From the book…CVL-26, post September, 1943. 250-N deck and you’ll notice the crewmen’s dungarees are much darker than the deck. If they’re darker in color, they will be darker in B&W.
From the book, CV-20 with planes preparing to launch. This is sometime during 1945 from the color of the planes. 250-N deck and again the dungarees are much darker.
From the book, CV-7 Wasp during August, 1942. 250-N deck showing some wear, USN blue-grey planes showing much lighter than the deck and again the dungarees are much darker than the deck.
From the book…CV-7 refueling Buchanan during August, 1942. Notice the blue gutter which is 20-B and the wooden portion of the deck which is 250-N. The wood is a bit lighter and greyer than the metal.
From the book…CV-7 anchored in San Diego harbor in June, 1942. The planes would have USN blue-grey topsides. The whole photo has too much brown to it, look at the water.

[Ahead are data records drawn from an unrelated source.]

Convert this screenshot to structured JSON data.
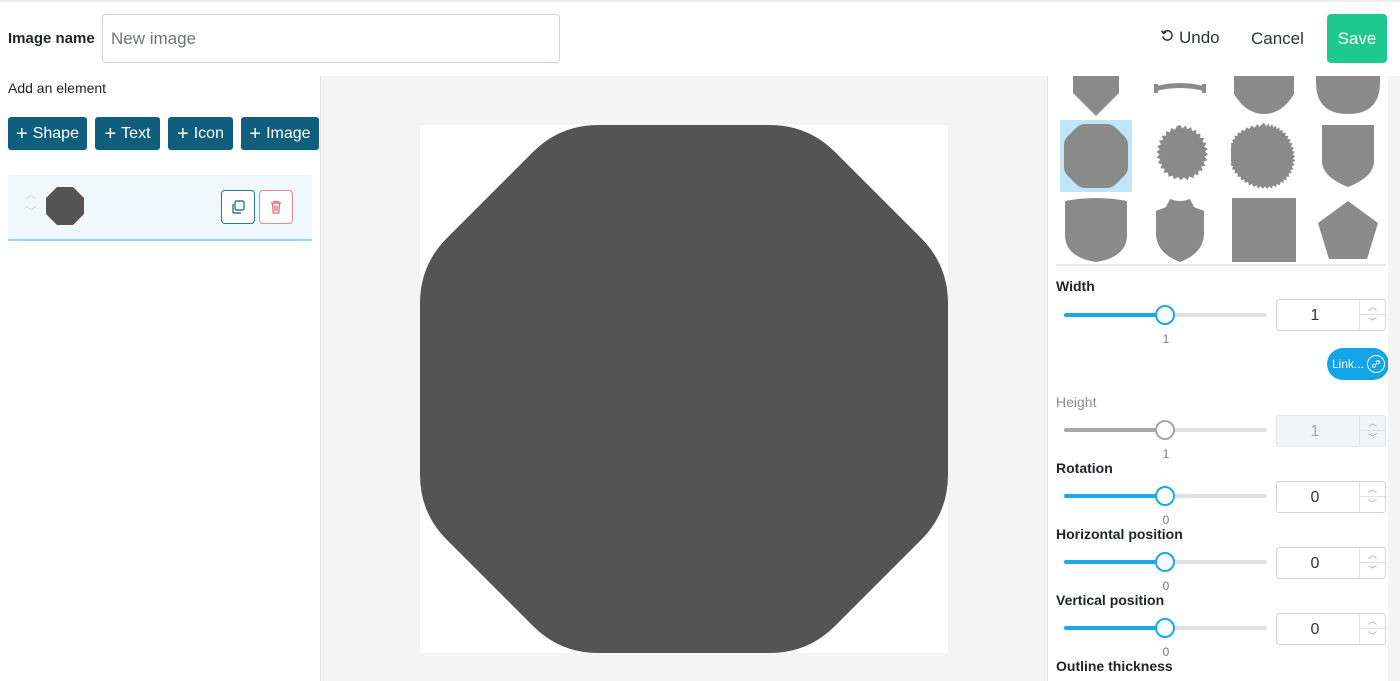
{
  "header": {
    "image_name_label": "Image name",
    "image_name_placeholder": "New image",
    "image_name_value": "",
    "undo_label": "Undo",
    "cancel_label": "Cancel",
    "save_label": "Save",
    "save_color": "#1ec88f"
  },
  "left_panel": {
    "add_label": "Add an element",
    "add_buttons": [
      "Shape",
      "Text",
      "Icon",
      "Image"
    ],
    "button_color": "#0f5e7e",
    "layers": [
      {
        "type": "octagon",
        "color": "#545454",
        "selected": true
      }
    ]
  },
  "canvas": {
    "background": "#ffffff",
    "shape": {
      "type": "octagon",
      "fill": "#545454"
    }
  },
  "right_panel": {
    "shapes": [
      "shield-pointed",
      "banner-ribbon",
      "shield-rounded",
      "shield-round-bottom",
      "octagon",
      "starburst-small",
      "starburst-large",
      "shield-classic",
      "shield-tall",
      "shield-crest",
      "square",
      "pentagon"
    ],
    "selected_shape": "octagon",
    "properties": {
      "width": {
        "label": "Width",
        "value": "1",
        "slider_label": "1",
        "disabled": false,
        "position": 0.5
      },
      "link_label": "Link...",
      "height": {
        "label": "Height",
        "value": "1",
        "slider_label": "1",
        "disabled": true,
        "position": 0.5
      },
      "rotation": {
        "label": "Rotation",
        "value": "0",
        "slider_label": "0",
        "disabled": false,
        "position": 0.5
      },
      "horizontal": {
        "label": "Horizontal position",
        "value": "0",
        "slider_label": "0",
        "disabled": false,
        "position": 0.5
      },
      "vertical": {
        "label": "Vertical position",
        "value": "0",
        "slider_label": "0",
        "disabled": false,
        "position": 0.5
      },
      "outline": {
        "label": "Outline thickness"
      }
    },
    "accent_color": "#1aa8e8"
  }
}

In any event there’s just a little too much glare off most of the deck to make an accurate guess as to color. Combine the glare and the brown shift of the photo and this one won’t do you much good. 
From the Book, CV-10 Yorktown’s commissioning. Fresh 250-N deck and the dress uniforms are much darker than the deck.
From the book, CV-10 passing through the Panama Canal. 250-N deck and again the dungarees are much darker.
From the book, CV-10 sometime during 1943, we have two rarities here as well. First look the the lead Helldiver’s starboard wing underside, the plane is in tricolor camo with a plain cockarde (no bars)…this is one of the very few photos showing this combination of camo and national marking I’ve ever seen. The second rarity is the guy in the light shirt just in front of that plane, for once dungarees appear lighter than the 250-N deck.

From the book…CV-10 during her shakedown cruise. The decks looks brownish but look at the plane behind the 1, it’s kind of greenish and there’s some yellow creeping in to the point on the star to the lower right.  I think we’re seeing several things here, first is some of that Kodachrome “golden wash” beginning to affect the photo this was taken from, second some odd effect of the lighting angle and third the dreaded deck “leprosy”, which will become clear in the next photo.

From the book, again CV-10 on her shakedown cruise. 250-N deck but showing serious signs of “leprosy” Ignore the little bit of distortion to the right and the bright line, this photo crosses the binding of the book. 
From the book…CV-10 launching an Avenger, supposedly on the Marcus Island raids of August 31, 1943. The deck shows as badly faded 250-N with some wood tone apparent, or is it the lighting angle? Dungarees are much darker than the deck.
From the book, another CV-10 photo from the same day, an Avenger preparing to launch. The deck doesn’t look as bad here but there is some glare. Dungarees again much darker than the deck.
From the book, another photo of the same day launching raids against Marcus Island, here we see the F6F-3 Hellcat’s combat debut. In this photo the deck is much darker than the pervious two. The superstructure appears to be 5-N Navy Blue of Ms21.  Dungarees a little darker then the deck. Again ignore the slight distortion and bright stripe as this photo crosses the book binding.
That’s it for photos, draw your own conclusions about Hornet’s deck color for the Doolittle Raid, I’m pretty convinced from the photos that do exist of that day and looking at enough B&W and color photos that she wore 250-N.

Here’s a few interesting links:

The above is Todd Joyce’s page. Todd’s father was Richard O. Joyce, pilot of plane #10 of Doolittle’s Raiders.

The above has color stills from the John Ford film of Torpedo 8.


mwlogo.jpg (15469 bytes)